“Behind the clouds is the sun still shining;

Thy fate is the common fate of all,

Into each life some rain must fall,

Some days must be dark and dreary.”

“The Rainy Day” poem by Henry Wadsworth Longfellow fits the weather as I write. Clouds gather and rain is predicted. I believe I appreciate the sunny days more because of the overcast ones. Bring on the rain!

With my people.

Just back from my first in-person writers conference in well over a year. The University of Northwestern in Minnesota is a wooded campus—perfect for meeting other writers, learning at the sessions, and reflecting on how to incorporate new ideas into my current project. And it was just wonderful being around other writers and seeing their faces!

Peaceful night.

Not so sure I agree with this month’s quote from Henry Wadsworth Longfellow. “The fountain of perpetual peace flows there” is from his poem, “Hymn to the Night.” So many people have trouble sleeping at night for a whole host of reasons. Sleeplessness is thankfully very rare for me. If my mind hasn’t quieted down at bedtime, the reader and writer in me acts. I read some light-hearted fiction or a spiritually comforting passage. And I keep a piece of paper and pen on my nightstand to document anything that pops into my mind—even if I wake during the night. It can sometimes be challenging to read what I wrote in the dark. But writing does get the thoughts out of my mind and into a physical medium. Just what I need to slip back to sleep.

Inspiring and helpful.

Cancer hasn’t been put on hold during this pandemic. I continue to be blessed with the impact “Surviving the Pink Ribbon” is making. From Tammy: “Inspiring and helpful. I encourage everyone to read this book. It isn’t just for those with cancer but anyone who has a friend or loved one dealing with the terrible disease. The author does an amazing job opening our eyes to what an individual experiences emotionally and physically and how we are able to help them cope with the process and emptions they feel.”

Reading and writing.

Just finished reading “Wired For Story” by Lisa Cron. This book has found a place in my top three books for writers. Lisa links scientific knowledge of the human brain with specific techniques writers can use (and avoid) to make their stories what our brains want. As an avid reader and a writer, I found this fascinating.

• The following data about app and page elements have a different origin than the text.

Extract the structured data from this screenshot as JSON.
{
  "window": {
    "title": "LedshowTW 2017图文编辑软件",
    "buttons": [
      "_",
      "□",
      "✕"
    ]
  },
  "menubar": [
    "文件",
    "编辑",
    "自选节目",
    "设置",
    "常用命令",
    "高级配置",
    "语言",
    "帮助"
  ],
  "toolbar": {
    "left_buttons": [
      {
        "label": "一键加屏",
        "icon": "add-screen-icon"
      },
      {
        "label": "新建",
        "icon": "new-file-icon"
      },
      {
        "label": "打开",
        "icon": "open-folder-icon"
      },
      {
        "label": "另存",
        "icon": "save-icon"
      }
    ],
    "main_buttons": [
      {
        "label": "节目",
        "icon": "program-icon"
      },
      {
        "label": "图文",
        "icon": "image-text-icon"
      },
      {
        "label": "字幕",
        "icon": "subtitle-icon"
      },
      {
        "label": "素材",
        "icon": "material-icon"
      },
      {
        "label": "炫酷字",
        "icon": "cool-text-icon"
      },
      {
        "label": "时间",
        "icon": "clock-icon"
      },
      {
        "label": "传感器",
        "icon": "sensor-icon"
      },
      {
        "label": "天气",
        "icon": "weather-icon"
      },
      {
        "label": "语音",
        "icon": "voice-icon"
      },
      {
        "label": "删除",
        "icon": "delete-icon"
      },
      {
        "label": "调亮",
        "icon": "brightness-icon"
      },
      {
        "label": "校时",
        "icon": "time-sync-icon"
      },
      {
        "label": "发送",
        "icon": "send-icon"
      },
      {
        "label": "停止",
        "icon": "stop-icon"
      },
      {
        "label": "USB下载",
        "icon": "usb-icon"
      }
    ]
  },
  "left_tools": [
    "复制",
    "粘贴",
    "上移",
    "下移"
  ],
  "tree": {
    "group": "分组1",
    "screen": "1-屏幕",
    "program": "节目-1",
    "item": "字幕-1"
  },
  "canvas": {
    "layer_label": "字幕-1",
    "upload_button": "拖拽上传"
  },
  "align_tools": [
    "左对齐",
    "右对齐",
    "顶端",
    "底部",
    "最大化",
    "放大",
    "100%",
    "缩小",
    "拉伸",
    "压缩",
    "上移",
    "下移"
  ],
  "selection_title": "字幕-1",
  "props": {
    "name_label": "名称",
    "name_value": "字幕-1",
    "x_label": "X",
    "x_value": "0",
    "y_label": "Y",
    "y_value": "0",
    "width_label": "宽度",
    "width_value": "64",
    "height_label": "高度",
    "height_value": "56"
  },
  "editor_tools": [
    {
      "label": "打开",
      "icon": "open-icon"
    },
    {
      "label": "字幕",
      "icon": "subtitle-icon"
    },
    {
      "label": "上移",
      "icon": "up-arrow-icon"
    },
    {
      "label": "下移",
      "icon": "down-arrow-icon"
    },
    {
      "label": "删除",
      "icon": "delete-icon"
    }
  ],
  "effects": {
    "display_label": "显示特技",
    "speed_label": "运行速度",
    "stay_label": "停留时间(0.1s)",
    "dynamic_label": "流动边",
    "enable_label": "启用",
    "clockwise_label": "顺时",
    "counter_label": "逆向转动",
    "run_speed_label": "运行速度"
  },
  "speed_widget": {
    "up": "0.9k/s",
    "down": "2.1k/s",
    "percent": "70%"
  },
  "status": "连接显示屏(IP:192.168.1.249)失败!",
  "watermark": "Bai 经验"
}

Let it.

“The farmers grew impatient, but a few

Confessed their error, and would not complain;

For, after all, the best thing one can do

When it is raining, is to let it rain.”

From “Tales of a Wayside Inn” by Henry Wadsworth Longfellow

Slow down.

I found this fragile slip of paper in some ancestor belongings. The words belong to Wilferd Arlan Peterson, an American author. His words remind me as I step increasingly into public spaces to not always be in such a hurry.

Slow me down, Lord

Amidst the confusion of my day, give me the calmness of the everlasting hills. Teach me the art of taking minute vacations… of slowing down to look at a flower, to chat with a friend, to pat a dog, to read from a good book. Remind me to look upward at the towering oak, and know that it grew tall and strong because it grew slowly and well. Slow me down, Lord.

One human race.

“All that inhabit this great earth,

Whatever be their rank or worth,

Are kindred and allied by birth,

And made of the same clay.”

These lines from Henry Wadsworth Longfellow’s poem, “Keramos”, were written almost 150 years ago. They remind me of what I fundamentally believe about my fellow humans: we are one human race, and God desires us to be molded more into His image as we live our lives.